━━ Dataset extract

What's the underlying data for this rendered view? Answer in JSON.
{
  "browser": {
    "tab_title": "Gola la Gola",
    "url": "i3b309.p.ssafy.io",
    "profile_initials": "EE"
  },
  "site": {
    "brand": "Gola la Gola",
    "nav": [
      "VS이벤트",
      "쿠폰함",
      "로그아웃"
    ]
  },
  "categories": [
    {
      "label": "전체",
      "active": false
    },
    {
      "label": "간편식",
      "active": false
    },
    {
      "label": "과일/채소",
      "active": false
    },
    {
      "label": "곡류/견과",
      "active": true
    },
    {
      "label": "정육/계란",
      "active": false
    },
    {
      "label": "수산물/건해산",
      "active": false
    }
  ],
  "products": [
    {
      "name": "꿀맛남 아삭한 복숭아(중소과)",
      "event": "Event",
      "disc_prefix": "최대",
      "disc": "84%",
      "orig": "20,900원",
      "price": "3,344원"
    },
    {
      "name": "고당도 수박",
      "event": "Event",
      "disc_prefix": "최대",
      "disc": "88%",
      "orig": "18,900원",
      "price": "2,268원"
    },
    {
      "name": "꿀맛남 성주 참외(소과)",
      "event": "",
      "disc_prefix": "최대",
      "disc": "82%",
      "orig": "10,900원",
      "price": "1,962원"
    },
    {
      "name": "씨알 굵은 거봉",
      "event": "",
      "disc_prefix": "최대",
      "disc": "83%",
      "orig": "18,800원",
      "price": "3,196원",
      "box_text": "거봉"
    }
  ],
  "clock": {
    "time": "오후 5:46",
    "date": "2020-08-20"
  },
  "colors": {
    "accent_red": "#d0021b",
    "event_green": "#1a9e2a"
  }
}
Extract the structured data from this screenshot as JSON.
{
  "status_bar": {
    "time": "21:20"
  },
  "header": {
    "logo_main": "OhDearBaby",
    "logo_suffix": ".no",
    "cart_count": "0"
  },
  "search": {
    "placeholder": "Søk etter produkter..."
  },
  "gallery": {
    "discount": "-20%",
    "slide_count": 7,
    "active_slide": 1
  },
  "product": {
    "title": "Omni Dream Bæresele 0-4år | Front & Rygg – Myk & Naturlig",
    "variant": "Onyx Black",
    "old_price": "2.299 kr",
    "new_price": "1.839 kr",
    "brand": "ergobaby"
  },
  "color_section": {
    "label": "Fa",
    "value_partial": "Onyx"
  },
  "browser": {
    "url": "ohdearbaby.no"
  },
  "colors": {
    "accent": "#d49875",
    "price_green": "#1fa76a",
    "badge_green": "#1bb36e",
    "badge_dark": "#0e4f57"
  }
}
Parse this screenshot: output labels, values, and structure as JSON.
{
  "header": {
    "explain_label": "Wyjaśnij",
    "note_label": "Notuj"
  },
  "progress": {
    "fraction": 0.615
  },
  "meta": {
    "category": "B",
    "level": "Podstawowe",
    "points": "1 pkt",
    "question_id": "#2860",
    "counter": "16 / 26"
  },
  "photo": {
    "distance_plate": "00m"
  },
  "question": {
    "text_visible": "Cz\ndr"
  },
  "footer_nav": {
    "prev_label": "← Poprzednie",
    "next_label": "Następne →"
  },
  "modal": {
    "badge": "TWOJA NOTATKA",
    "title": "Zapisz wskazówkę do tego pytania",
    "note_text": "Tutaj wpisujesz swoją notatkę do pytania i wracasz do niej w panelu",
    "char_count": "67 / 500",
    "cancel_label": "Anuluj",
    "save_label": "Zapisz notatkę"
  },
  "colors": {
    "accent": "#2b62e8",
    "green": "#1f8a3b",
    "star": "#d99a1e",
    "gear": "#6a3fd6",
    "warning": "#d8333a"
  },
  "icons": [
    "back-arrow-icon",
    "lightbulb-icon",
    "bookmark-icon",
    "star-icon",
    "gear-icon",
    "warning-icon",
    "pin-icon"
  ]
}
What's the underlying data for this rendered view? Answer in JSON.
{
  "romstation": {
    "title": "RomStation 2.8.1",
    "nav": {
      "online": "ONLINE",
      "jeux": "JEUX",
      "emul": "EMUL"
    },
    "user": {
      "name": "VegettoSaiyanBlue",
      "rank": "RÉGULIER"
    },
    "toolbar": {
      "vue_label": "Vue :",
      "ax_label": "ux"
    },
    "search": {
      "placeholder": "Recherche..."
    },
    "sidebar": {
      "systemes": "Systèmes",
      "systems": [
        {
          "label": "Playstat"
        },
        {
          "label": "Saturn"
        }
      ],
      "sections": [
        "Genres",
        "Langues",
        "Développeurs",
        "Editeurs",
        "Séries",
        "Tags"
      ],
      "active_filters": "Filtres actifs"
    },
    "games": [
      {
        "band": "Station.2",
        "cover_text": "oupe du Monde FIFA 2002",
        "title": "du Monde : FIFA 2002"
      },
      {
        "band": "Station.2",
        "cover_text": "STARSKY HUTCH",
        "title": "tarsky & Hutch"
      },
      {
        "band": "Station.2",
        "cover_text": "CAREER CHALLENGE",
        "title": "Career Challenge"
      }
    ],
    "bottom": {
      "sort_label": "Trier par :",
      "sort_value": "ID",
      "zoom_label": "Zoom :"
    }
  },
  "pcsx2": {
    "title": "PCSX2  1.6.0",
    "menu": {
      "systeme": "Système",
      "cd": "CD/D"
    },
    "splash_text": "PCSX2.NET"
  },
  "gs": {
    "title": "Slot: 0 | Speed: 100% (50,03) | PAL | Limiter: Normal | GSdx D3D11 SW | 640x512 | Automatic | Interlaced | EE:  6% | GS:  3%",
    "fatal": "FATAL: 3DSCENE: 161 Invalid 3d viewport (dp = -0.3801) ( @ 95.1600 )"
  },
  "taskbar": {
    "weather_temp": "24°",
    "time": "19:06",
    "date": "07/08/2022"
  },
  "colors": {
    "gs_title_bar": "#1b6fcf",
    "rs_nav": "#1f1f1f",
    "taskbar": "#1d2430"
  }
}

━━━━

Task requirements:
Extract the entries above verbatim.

Output:
What's the underlying data for this rendered view? Answer in JSON.
{
  "browser": {
    "tab_title": "Gola la Gola",
    "url": "i3b309.p.ssafy.io",
    "profile_initials": "EE"
  },
  "site": {
    "brand": "Gola la Gola",
    "nav": [
      "VS이벤트",
      "쿠폰함",
      "로그아웃"
    ]
  },
  "categories": [
    {
      "label": "전체",
      "active": false
    },
    {
      "label": "간편식",
      "active": false
    },
    {
      "label": "과일/채소",
      "active": false
    },
    {
      "label": "곡류/견과",
      "active": true
    },
    {
      "label": "정육/계란",
      "active": false
    },
    {
      "label": "수산물/건해산",
      "active": false
    }
  ],
  "products": [
    {
      "name": "꿀맛남 아삭한 복숭아(중소과)",
      "event": "Event",
      "disc_prefix": "최대",
      "disc": "84%",
      "orig": "20,900원",
      "price": "3,344원"
    },
    {
      "name": "고당도 수박",
      "event": "Event",
      "disc_prefix": "최대",
      "disc": "88%",
      "orig": "18,900원",
      "price": "2,268원"
    },
    {
      "name": "꿀맛남 성주 참외(소과)",
      "event": "",
      "disc_prefix": "최대",
      "disc": "82%",
      "orig": "10,900원",
      "price": "1,962원"
    },
    {
      "name": "씨알 굵은 거봉",
      "event": "",
      "disc_prefix": "최대",
      "disc": "83%",
      "orig": "18,800원",
      "price": "3,196원",
      "box_text": "거봉"
    }
  ],
  "clock": {
    "time": "오후 5:46",
    "date": "2020-08-20"
  },
  "colors": {
    "accent_red": "#d0021b",
    "event_green": "#1a9e2a"
  }
}
Extract the structured data from this screenshot as JSON.
{
  "status_bar": {
    "time": "21:20"
  },
  "header": {
    "logo_main": "OhDearBaby",
    "logo_suffix": ".no",
    "cart_count": "0"
  },
  "search": {
    "placeholder": "Søk etter produkter..."
  },
  "gallery": {
    "discount": "-20%",
    "slide_count": 7,
    "active_slide": 1
  },
  "product": {
    "title": "Omni Dream Bæresele 0-4år | Front & Rygg – Myk & Naturlig",
    "variant": "Onyx Black",
    "old_price": "2.299 kr",
    "new_price": "1.839 kr",
    "brand": "ergobaby"
  },
  "color_section": {
    "label": "Fa",
    "value_partial": "Onyx"
  },
  "browser": {
    "url": "ohdearbaby.no"
  },
  "colors": {
    "accent": "#d49875",
    "price_green": "#1fa76a",
    "badge_green": "#1bb36e",
    "badge_dark": "#0e4f57"
  }
}
Parse this screenshot: output labels, values, and structure as JSON.
{
  "header": {
    "explain_label": "Wyjaśnij",
    "note_label": "Notuj"
  },
  "progress": {
    "fraction": 0.615
  },
  "meta": {
    "category": "B",
    "level": "Podstawowe",
    "points": "1 pkt",
    "question_id": "#2860",
    "counter": "16 / 26"
  },
  "photo": {
    "distance_plate": "00m"
  },
  "question": {
    "text_visible": "Cz\ndr"
  },
  "footer_nav": {
    "prev_label": "← Poprzednie",
    "next_label": "Następne →"
  },
  "modal": {
    "badge": "TWOJA NOTATKA",
    "title": "Zapisz wskazówkę do tego pytania",
    "note_text": "Tutaj wpisujesz swoją notatkę do pytania i wracasz do niej w panelu",
    "char_count": "67 / 500",
    "cancel_label": "Anuluj",
    "save_label": "Zapisz notatkę"
  },
  "colors": {
    "accent": "#2b62e8",
    "green": "#1f8a3b",
    "star": "#d99a1e",
    "gear": "#6a3fd6",
    "warning": "#d8333a"
  },
  "icons": [
    "back-arrow-icon",
    "lightbulb-icon",
    "bookmark-icon",
    "star-icon",
    "gear-icon",
    "warning-icon",
    "pin-icon"
  ]
}
What's the underlying data for this rendered view? Answer in JSON.
{
  "romstation": {
    "title": "RomStation 2.8.1",
    "nav": {
      "online": "ONLINE",
      "jeux": "JEUX",
      "emul": "EMUL"
    },
    "user": {
      "name": "VegettoSaiyanBlue",
      "rank": "RÉGULIER"
    },
    "toolbar": {
      "vue_label": "Vue :",
      "ax_label": "ux"
    },
    "search": {
      "placeholder": "Recherche..."
    },
    "sidebar": {
      "systemes": "Systèmes",
      "systems": [
        {
          "label": "Playstat"
        },
        {
          "label": "Saturn"
        }
      ],
      "sections": [
        "Genres",
        "Langues",
        "Développeurs",
        "Editeurs",
        "Séries",
        "Tags"
      ],
      "active_filters": "Filtres actifs"
    },
    "games": [
      {
        "band": "Station.2",
        "cover_text": "oupe du Monde FIFA 2002",
        "title": "du Monde : FIFA 2002"
      },
      {
        "band": "Station.2",
        "cover_text": "STARSKY HUTCH",
        "title": "tarsky & Hutch"
      },
      {
        "band": "Station.2",
        "cover_text": "CAREER CHALLENGE",
        "title": "Career Challenge"
      }
    ],
    "bottom": {
      "sort_label": "Trier par :",
      "sort_value": "ID",
      "zoom_label": "Zoom :"
    }
  },
  "pcsx2": {
    "title": "PCSX2  1.6.0",
    "menu": {
      "systeme": "Système",
      "cd": "CD/D"
    },
    "splash_text": "PCSX2.NET"
  },
  "gs": {
    "title": "Slot: 0 | Speed: 100% (50,03) | PAL | Limiter: Normal | GSdx D3D11 SW | 640x512 | Automatic | Interlaced | EE:  6% | GS:  3%",
    "fatal": "FATAL: 3DSCENE: 161 Invalid 3d viewport (dp = -0.3801) ( @ 95.1600 )"
  },
  "taskbar": {
    "weather_temp": "24°",
    "time": "19:06",
    "date": "07/08/2022"
  },
  "colors": {
    "gs_title_bar": "#1b6fcf",
    "rs_nav": "#1f1f1f",
    "taskbar": "#1d2430"
  }
}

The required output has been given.